We have a major financial crisis that this bill does not address...for example:
- This bill doesn’t address how we got into the crisis. Should there be penalties, fines, jail sentences? At the very least couldn’t they appoint someone like a special prosecutor to look into it.
- This bill doesn’t deal with additional specifics for over sight or regulation
- This bill doesn’t address if the bailout will go to companies that don’t pay federal taxes.
- This bill doesn’t provide assistance to any of us or address raising unemployment, low wages, declining job market, insurance burdens, massive profits to the few, and sustainable energy.
Since Bush has been in office, 6 million middle class Americans have fallen into poverty. The median family income has fallen over $2,000. Four million people have lost their pensions. Our debt has risen to the highest on record, and the cost of everything (food, energy, gas, tuition, health care, and housing) has soared.
This is the line in the sand. With America’s wealth concentrated in the upper two percent, the rest of us are being asked to bailout their losses while our personal wealth declines and accumulates on our credit cards. Read this Daily KOS story that brings home the bailout to our level.
"I will oppose the Wall Street bailout plan because though well intentioned, and certainly much improved over the administration’s original proposal, it remains deeply flawed. It fails to offset the cost of the plan, leaving taxpayers to bear the burden of serious lapses of judgment by private financial institutions, their regulators, and the enablers in Washington who paved the way for this catastrophe by removing the safeguards that had protected consumers and the economy since the great depression. The bailout legislation also fails to reform the flawed regulatory structure that permitted this crisis to arise in the first place. And it doesn’t do enough to address the root cause of the credit market collapse, namely the housing crisis. Taxpayers deserve a plan that puts their concerns ahead of those who got us into this mess." -Senator Russ Feingold, October 1, 2008
This bail out doesn't install financial stability to all of us. It leaves out the working middle class and the working poor.
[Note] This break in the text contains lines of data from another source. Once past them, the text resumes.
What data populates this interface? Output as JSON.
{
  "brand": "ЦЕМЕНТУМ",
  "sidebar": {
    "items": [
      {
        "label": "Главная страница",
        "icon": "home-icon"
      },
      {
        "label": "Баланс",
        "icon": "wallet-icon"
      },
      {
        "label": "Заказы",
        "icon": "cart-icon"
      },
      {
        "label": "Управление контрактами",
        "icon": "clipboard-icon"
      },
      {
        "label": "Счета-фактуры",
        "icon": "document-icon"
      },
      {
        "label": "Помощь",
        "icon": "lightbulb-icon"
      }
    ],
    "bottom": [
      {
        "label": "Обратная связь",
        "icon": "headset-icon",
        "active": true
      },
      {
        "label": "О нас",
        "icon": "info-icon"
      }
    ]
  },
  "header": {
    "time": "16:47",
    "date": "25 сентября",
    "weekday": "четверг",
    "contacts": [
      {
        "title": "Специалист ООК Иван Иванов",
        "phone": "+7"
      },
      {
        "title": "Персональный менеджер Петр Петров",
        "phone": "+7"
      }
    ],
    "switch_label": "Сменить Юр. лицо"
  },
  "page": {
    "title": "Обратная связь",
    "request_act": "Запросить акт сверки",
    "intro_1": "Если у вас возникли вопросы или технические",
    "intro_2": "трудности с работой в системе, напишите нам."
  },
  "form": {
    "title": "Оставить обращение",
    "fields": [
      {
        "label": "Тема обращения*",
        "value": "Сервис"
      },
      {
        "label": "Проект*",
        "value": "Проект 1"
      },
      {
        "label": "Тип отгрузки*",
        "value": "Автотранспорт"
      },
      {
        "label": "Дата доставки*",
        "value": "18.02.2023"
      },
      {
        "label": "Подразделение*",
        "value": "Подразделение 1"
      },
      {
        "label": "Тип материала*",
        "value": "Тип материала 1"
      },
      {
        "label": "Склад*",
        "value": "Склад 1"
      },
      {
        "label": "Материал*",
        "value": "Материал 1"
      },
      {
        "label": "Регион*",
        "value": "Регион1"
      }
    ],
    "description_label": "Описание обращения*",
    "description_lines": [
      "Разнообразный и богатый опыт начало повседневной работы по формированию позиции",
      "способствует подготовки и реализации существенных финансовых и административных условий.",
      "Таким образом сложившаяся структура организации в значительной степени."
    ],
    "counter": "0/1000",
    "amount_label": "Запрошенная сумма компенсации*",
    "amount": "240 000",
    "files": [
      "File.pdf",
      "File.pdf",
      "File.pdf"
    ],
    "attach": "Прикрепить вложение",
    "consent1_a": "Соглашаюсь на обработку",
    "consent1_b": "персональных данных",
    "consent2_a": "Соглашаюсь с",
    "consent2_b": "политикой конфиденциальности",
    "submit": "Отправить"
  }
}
The bailout bill asks us to shoulder the burden of irresponsible CEO’s without penalizing them while increasing our debt.
The revised bailout is just the first bill with lipstick…it’s still a pig